Materials provided:
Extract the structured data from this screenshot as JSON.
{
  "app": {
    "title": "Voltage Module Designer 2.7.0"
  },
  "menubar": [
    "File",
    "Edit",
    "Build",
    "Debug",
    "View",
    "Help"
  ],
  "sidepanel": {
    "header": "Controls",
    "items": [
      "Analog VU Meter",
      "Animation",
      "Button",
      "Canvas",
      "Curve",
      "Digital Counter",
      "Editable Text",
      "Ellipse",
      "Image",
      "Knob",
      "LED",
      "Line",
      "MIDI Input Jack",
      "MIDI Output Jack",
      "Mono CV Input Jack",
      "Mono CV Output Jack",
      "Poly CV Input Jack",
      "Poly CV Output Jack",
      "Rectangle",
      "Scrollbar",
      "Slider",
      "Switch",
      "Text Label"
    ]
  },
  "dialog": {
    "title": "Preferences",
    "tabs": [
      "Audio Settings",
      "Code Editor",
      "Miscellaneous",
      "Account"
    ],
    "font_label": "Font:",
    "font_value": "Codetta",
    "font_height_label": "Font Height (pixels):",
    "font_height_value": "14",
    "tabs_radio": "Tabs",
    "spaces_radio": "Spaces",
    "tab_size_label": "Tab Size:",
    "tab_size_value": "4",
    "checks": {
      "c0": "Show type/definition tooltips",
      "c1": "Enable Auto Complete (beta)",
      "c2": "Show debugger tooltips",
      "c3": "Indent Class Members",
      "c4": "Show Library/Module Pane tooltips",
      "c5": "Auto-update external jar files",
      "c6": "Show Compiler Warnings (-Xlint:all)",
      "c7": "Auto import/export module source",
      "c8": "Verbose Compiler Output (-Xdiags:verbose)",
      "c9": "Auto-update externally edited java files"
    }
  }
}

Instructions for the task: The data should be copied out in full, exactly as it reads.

Answer below:
Extract the structured data from this screenshot as JSON.
{
  "app": {
    "title": "Voltage Module Designer 2.7.0"
  },
  "menubar": [
    "File",
    "Edit",
    "Build",
    "Debug",
    "View",
    "Help"
  ],
  "sidepanel": {
    "header": "Controls",
    "items": [
      "Analog VU Meter",
      "Animation",
      "Button",
      "Canvas",
      "Curve",
      "Digital Counter",
      "Editable Text",
      "Ellipse",
      "Image",
      "Knob",
      "LED",
      "Line",
      "MIDI Input Jack",
      "MIDI Output Jack",
      "Mono CV Input Jack",
      "Mono CV Output Jack",
      "Poly CV Input Jack",
      "Poly CV Output Jack",
      "Rectangle",
      "Scrollbar",
      "Slider",
      "Switch",
      "Text Label"
    ]
  },
  "dialog": {
    "title": "Preferences",
    "tabs": [
      "Audio Settings",
      "Code Editor",
      "Miscellaneous",
      "Account"
    ],
    "font_label": "Font:",
    "font_value": "Codetta",
    "font_height_label": "Font Height (pixels):",
    "font_height_value": "14",
    "tabs_radio": "Tabs",
    "spaces_radio": "Spaces",
    "tab_size_label": "Tab Size:",
    "tab_size_value": "4",
    "checks": {
      "c0": "Show type/definition tooltips",
      "c1": "Enable Auto Complete (beta)",
      "c2": "Show debugger tooltips",
      "c3": "Indent Class Members",
      "c4": "Show Library/Module Pane tooltips",
      "c5": "Auto-update external jar files",
      "c6": "Show Compiler Warnings (-Xlint:all)",
      "c7": "Auto import/export module source",
      "c8": "Verbose Compiler Output (-Xdiags:verbose)",
      "c9": "Auto-update externally edited java files"
    }
  }
}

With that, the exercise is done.